• [EXERCISE DETAILS]:
When you copy the entries, keep every word exactly as it stands.
-=-=-=-=-
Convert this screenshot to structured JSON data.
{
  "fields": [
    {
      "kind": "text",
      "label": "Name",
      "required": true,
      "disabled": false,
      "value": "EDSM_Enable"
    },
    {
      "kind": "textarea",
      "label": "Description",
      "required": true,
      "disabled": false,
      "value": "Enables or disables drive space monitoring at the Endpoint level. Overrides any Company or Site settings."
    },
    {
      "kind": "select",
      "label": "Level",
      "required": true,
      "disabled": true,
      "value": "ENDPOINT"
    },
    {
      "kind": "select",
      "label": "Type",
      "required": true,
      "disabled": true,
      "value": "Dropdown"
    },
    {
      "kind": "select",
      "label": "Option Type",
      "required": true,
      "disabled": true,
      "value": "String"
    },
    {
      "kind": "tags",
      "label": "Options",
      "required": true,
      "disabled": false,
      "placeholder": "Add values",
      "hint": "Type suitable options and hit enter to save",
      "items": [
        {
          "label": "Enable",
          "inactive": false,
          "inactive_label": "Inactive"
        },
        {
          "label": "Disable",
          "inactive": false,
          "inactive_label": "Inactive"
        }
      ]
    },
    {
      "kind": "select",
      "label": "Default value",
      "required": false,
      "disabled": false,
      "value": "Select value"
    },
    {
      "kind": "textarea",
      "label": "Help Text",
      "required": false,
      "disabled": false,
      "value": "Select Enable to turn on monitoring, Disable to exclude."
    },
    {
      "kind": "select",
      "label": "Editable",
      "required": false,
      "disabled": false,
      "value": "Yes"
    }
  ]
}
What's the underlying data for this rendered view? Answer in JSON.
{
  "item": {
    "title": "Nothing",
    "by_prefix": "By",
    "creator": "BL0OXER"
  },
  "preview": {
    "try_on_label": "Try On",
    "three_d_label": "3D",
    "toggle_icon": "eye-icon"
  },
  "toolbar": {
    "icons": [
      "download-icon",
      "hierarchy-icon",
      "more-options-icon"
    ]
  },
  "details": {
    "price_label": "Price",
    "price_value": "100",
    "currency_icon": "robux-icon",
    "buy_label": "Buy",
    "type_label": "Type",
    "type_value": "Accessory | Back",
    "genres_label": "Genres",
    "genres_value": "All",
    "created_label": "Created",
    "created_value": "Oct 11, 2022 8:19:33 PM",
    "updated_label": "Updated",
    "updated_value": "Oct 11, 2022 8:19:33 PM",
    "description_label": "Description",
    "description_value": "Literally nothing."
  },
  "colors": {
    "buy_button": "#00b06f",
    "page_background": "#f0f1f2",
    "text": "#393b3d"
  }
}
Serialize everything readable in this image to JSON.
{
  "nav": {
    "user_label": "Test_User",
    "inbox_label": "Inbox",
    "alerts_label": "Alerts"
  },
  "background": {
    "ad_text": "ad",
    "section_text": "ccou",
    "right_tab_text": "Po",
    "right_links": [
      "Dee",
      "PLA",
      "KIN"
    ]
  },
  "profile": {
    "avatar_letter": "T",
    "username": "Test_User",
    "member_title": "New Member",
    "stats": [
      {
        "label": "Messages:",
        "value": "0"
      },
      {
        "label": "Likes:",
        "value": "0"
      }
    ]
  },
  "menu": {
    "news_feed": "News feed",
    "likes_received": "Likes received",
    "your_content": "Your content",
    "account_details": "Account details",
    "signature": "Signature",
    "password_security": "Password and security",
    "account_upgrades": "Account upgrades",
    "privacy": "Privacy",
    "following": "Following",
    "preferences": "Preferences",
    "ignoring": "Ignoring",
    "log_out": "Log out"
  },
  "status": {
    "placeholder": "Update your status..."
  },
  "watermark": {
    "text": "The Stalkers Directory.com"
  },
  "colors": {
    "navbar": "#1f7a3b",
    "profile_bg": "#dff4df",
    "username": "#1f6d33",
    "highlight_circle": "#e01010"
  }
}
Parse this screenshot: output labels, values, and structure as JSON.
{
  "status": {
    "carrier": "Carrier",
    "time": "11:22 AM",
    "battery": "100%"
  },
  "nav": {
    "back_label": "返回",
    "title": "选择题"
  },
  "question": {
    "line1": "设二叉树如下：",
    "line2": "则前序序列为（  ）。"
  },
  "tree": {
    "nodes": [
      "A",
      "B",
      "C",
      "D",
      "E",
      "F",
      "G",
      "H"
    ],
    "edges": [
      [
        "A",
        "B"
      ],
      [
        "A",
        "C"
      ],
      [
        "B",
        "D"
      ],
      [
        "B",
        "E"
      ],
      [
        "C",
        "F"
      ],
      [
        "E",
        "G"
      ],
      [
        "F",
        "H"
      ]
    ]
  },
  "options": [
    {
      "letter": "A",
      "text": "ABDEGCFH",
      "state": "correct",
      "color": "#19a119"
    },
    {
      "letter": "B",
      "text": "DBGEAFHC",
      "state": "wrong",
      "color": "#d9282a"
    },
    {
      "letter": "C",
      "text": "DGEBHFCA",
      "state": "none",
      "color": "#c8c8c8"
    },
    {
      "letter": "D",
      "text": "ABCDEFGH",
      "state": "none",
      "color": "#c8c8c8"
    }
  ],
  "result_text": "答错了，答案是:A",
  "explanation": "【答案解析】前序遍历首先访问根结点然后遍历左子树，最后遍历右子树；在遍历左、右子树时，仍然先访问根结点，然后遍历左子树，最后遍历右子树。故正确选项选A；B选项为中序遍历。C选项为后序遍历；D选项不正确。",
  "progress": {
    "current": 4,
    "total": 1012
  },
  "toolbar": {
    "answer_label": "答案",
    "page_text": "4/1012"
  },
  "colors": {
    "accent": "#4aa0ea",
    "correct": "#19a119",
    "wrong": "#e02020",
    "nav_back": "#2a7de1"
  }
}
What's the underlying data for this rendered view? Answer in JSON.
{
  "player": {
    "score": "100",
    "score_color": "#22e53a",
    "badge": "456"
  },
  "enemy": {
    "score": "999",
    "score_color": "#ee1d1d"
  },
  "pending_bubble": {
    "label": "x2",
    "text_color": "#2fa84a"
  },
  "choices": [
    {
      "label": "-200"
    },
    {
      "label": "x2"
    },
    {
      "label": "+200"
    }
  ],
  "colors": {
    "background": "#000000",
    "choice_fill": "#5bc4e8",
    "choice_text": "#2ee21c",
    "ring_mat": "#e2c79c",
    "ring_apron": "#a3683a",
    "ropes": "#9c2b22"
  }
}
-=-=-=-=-
• [ANSWER TO THIS PROBLEM]:
Convert this screenshot to structured JSON data.
{
  "fields": [
    {
      "kind": "text",
      "label": "Name",
      "required": true,
      "disabled": false,
      "value": "EDSM_Enable"
    },
    {
      "kind": "textarea",
      "label": "Description",
      "required": true,
      "disabled": false,
      "value": "Enables or disables drive space monitoring at the Endpoint level. Overrides any Company or Site settings."
    },
    {
      "kind": "select",
      "label": "Level",
      "required": true,
      "disabled": true,
      "value": "ENDPOINT"
    },
    {
      "kind": "select",
      "label": "Type",
      "required": true,
      "disabled": true,
      "value": "Dropdown"
    },
    {
      "kind": "select",
      "label": "Option Type",
      "required": true,
      "disabled": true,
      "value": "String"
    },
    {
      "kind": "tags",
      "label": "Options",
      "required": true,
      "disabled": false,
      "placeholder": "Add values",
      "hint": "Type suitable options and hit enter to save",
      "items": [
        {
          "label": "Enable",
          "inactive": false,
          "inactive_label": "Inactive"
        },
        {
          "label": "Disable",
          "inactive": false,
          "inactive_label": "Inactive"
        }
      ]
    },
    {
      "kind": "select",
      "label": "Default value",
      "required": false,
      "disabled": false,
      "value": "Select value"
    },
    {
      "kind": "textarea",
      "label": "Help Text",
      "required": false,
      "disabled": false,
      "value": "Select Enable to turn on monitoring, Disable to exclude."
    },
    {
      "kind": "select",
      "label": "Editable",
      "required": false,
      "disabled": false,
      "value": "Yes"
    }
  ]
}
What's the underlying data for this rendered view? Answer in JSON.
{
  "item": {
    "title": "Nothing",
    "by_prefix": "By",
    "creator": "BL0OXER"
  },
  "preview": {
    "try_on_label": "Try On",
    "three_d_label": "3D",
    "toggle_icon": "eye-icon"
  },
  "toolbar": {
    "icons": [
      "download-icon",
      "hierarchy-icon",
      "more-options-icon"
    ]
  },
  "details": {
    "price_label": "Price",
    "price_value": "100",
    "currency_icon": "robux-icon",
    "buy_label": "Buy",
    "type_label": "Type",
    "type_value": "Accessory | Back",
    "genres_label": "Genres",
    "genres_value": "All",
    "created_label": "Created",
    "created_value": "Oct 11, 2022 8:19:33 PM",
    "updated_label": "Updated",
    "updated_value": "Oct 11, 2022 8:19:33 PM",
    "description_label": "Description",
    "description_value": "Literally nothing."
  },
  "colors": {
    "buy_button": "#00b06f",
    "page_background": "#f0f1f2",
    "text": "#393b3d"
  }
}
Serialize everything readable in this image to JSON.
{
  "nav": {
    "user_label": "Test_User",
    "inbox_label": "Inbox",
    "alerts_label": "Alerts"
  },
  "background": {
    "ad_text": "ad",
    "section_text": "ccou",
    "right_tab_text": "Po",
    "right_links": [
      "Dee",
      "PLA",
      "KIN"
    ]
  },
  "profile": {
    "avatar_letter": "T",
    "username": "Test_User",
    "member_title": "New Member",
    "stats": [
      {
        "label": "Messages:",
        "value": "0"
      },
      {
        "label": "Likes:",
        "value": "0"
      }
    ]
  },
  "menu": {
    "news_feed": "News feed",
    "likes_received": "Likes received",
    "your_content": "Your content",
    "account_details": "Account details",
    "signature": "Signature",
    "password_security": "Password and security",
    "account_upgrades": "Account upgrades",
    "privacy": "Privacy",
    "following": "Following",
    "preferences": "Preferences",
    "ignoring": "Ignoring",
    "log_out": "Log out"
  },
  "status": {
    "placeholder": "Update your status..."
  },
  "watermark": {
    "text": "The Stalkers Directory.com"
  },
  "colors": {
    "navbar": "#1f7a3b",
    "profile_bg": "#dff4df",
    "username": "#1f6d33",
    "highlight_circle": "#e01010"
  }
}
Parse this screenshot: output labels, values, and structure as JSON.
{
  "status": {
    "carrier": "Carrier",
    "time": "11:22 AM",
    "battery": "100%"
  },
  "nav": {
    "back_label": "返回",
    "title": "选择题"
  },
  "question": {
    "line1": "设二叉树如下：",
    "line2": "则前序序列为（  ）。"
  },
  "tree": {
    "nodes": [
      "A",
      "B",
      "C",
      "D",
      "E",
      "F",
      "G",
      "H"
    ],
    "edges": [
      [
        "A",
        "B"
      ],
      [
        "A",
        "C"
      ],
      [
        "B",
        "D"
      ],
      [
        "B",
        "E"
      ],
      [
        "C",
        "F"
      ],
      [
        "E",
        "G"
      ],
      [
        "F",
        "H"
      ]
    ]
  },
  "options": [
    {
      "letter": "A",
      "text": "ABDEGCFH",
      "state": "correct",
      "color": "#19a119"
    },
    {
      "letter": "B",
      "text": "DBGEAFHC",
      "state": "wrong",
      "color": "#d9282a"
    },
    {
      "letter": "C",
      "text": "DGEBHFCA",
      "state": "none",
      "color": "#c8c8c8"
    },
    {
      "letter": "D",
      "text": "ABCDEFGH",
      "state": "none",
      "color": "#c8c8c8"
    }
  ],
  "result_text": "答错了，答案是:A",
  "explanation": "【答案解析】前序遍历首先访问根结点然后遍历左子树，最后遍历右子树；在遍历左、右子树时，仍然先访问根结点，然后遍历左子树，最后遍历右子树。故正确选项选A；B选项为中序遍历。C选项为后序遍历；D选项不正确。",
  "progress": {
    "current": 4,
    "total": 1012
  },
  "toolbar": {
    "answer_label": "答案",
    "page_text": "4/1012"
  },
  "colors": {
    "accent": "#4aa0ea",
    "correct": "#19a119",
    "wrong": "#e02020",
    "nav_back": "#2a7de1"
  }
}
What's the underlying data for this rendered view? Answer in JSON.
{
  "player": {
    "score": "100",
    "score_color": "#22e53a",
    "badge": "456"
  },
  "enemy": {
    "score": "999",
    "score_color": "#ee1d1d"
  },
  "pending_bubble": {
    "label": "x2",
    "text_color": "#2fa84a"
  },
  "choices": [
    {
      "label": "-200"
    },
    {
      "label": "x2"
    },
    {
      "label": "+200"
    }
  ],
  "colors": {
    "background": "#000000",
    "choice_fill": "#5bc4e8",
    "choice_text": "#2ee21c",
    "ring_mat": "#e2c79c",
    "ring_apron": "#a3683a",
    "ropes": "#9c2b22"
  }
}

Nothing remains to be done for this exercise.